As part of its continuing efforts to support new and existing businesses in Long Beach, the city’s economic development department is carrying out a pilot program to refresh storefronts along Anaheim Street, Carson Street and Pacific Avenue. Approved in 2018 and now underway, the Business Corridor Improvement and Property Beautification Partnership Program has a long name but a simple purpose: making businesses look good.

Last February, the Long Beach City Council designated $450,000 to be split evenly among the corridors of Carson, Anaheim and Pacific. The one-time funding precludes major infrastructure changes but allows for painting, awning repair and the replacement of windows and light fixtures, Economic Development Officer Seyed Jalali said. “First and foremost, painting is what we focus on. Most buildings, that’s probably the first thing you notice – cracked stucco, old paint,” he went on. “And then if funding is available, we focus on other elements of the building.”

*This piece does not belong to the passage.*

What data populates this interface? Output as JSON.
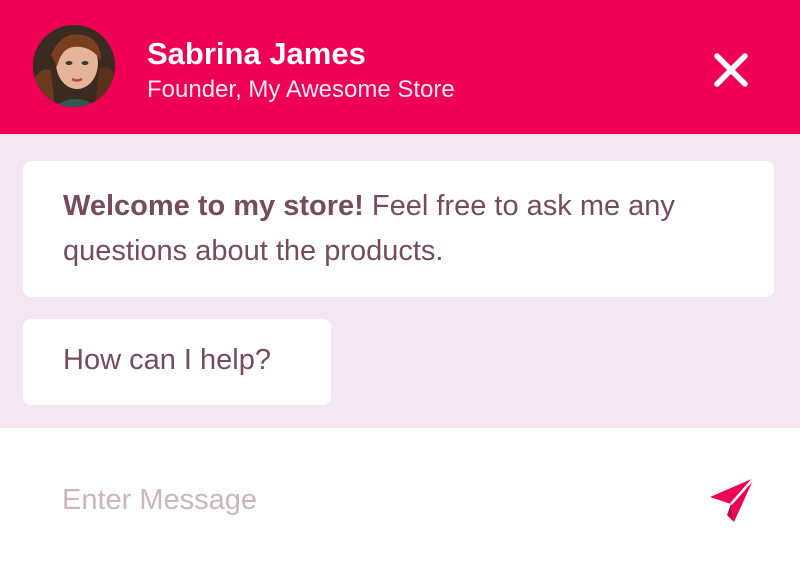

Furniture store The Bed Post got a fresh coat of paint thanks to assistance from the City of Long Beach. Paul Forman, owner of the property, told the Business Journal, “Our family and the Bedpost are really appreciative of the City of Long Beach and Zaferia Business Association for this facade improvement program.” From left: Kristine Hammond, executive director of the Zaferia Business Association; Paul Forman, property owner; Joe Santoro and Derek Llewellyn, co-owners of The Bed Post. (Photograph by Brandon Richardson)

With the Carson Street improvements completed in December, the department has begun work on Anaheim Street. The first business owner on the receiving end of these renovations praised the program. “It’s absolutely great,” Joe Santoro, co-owner of The Bed Post at 3143 E. Anaheim St., told the Business Journal. Santoro’s furniture store occupies the first floor of the building, which was completely repainted in about a week’s time. Santoro said the expense was out of reach for his small business, which has leased the space for two years. “Obviously, money’s tight,” he said. “To have that ability [to repaint] with a program like this . . . was awesome. I can’t say enough about it.”

The property owner, Paul Forman, also expressed his satisfaction with the new paint job. He added that the two residential tenants who rent the second story of the building were pleased by the change as well.

Jalali said that, when possible, economic development partners with other municipal departments to carry out more advanced renovations. Tree removal in the Norse Village area off of Carson Street was completed in collaboration with the public works department, for example. To help stretch the limited funding of the pilot program, Jalali said that the department encourages property owners to contribute financially to renovations if they are able. In the case of 3143 E. Anaheim St., Forman paid to have the rear section of the building painted.

The economic development department plans to repaint three more properties in the Anaheim corridor, including two in Cambodia Town and one at the corner of Anaheim Street and Pacific Avenue. The property owner at 200 W. Anaheim St. is investing a “substantial” amount of money to help with restoration, Jalali said. “Those are the kind of scenarios we like: the partnership, the contribution from the private property owner.”

The business corridor improvement program was created to help fulfill the city’s Blueprint for Economic Development, a 10-year plan to “create economic opportunities for workers, investors and entrepreneurs,” Jalali explained. “It is a program that involves city investment, cooperation from property owners and, to the extent that we can leverage them, the business associations or business improvement districts.”

Kristine Hammond, executive director of the Zaferia Business Association, said that she worked closely with the economic development department to make property owners aware of the pilot program. “We welcome it with open arms to happen again,” she said.

Both Jalali and Hammond expressed a desire to see initial improvements on Anaheim Street spur improvements at neighboring businesses. “We’re really hoping for the domino effect where one business will see what improvements are done visually to that area, and then they’ll want to do the same,” Hammond said. In the meantime, she is encouraging Zaferia businesses to look into using other city programs to raise renovation funds, such as Kiva, a crowdfunding platform for obtaining microloans, and the city’s commercial improvement rebate, which offers up to $2,000 to business owners and commercial property owners for exterior improvements.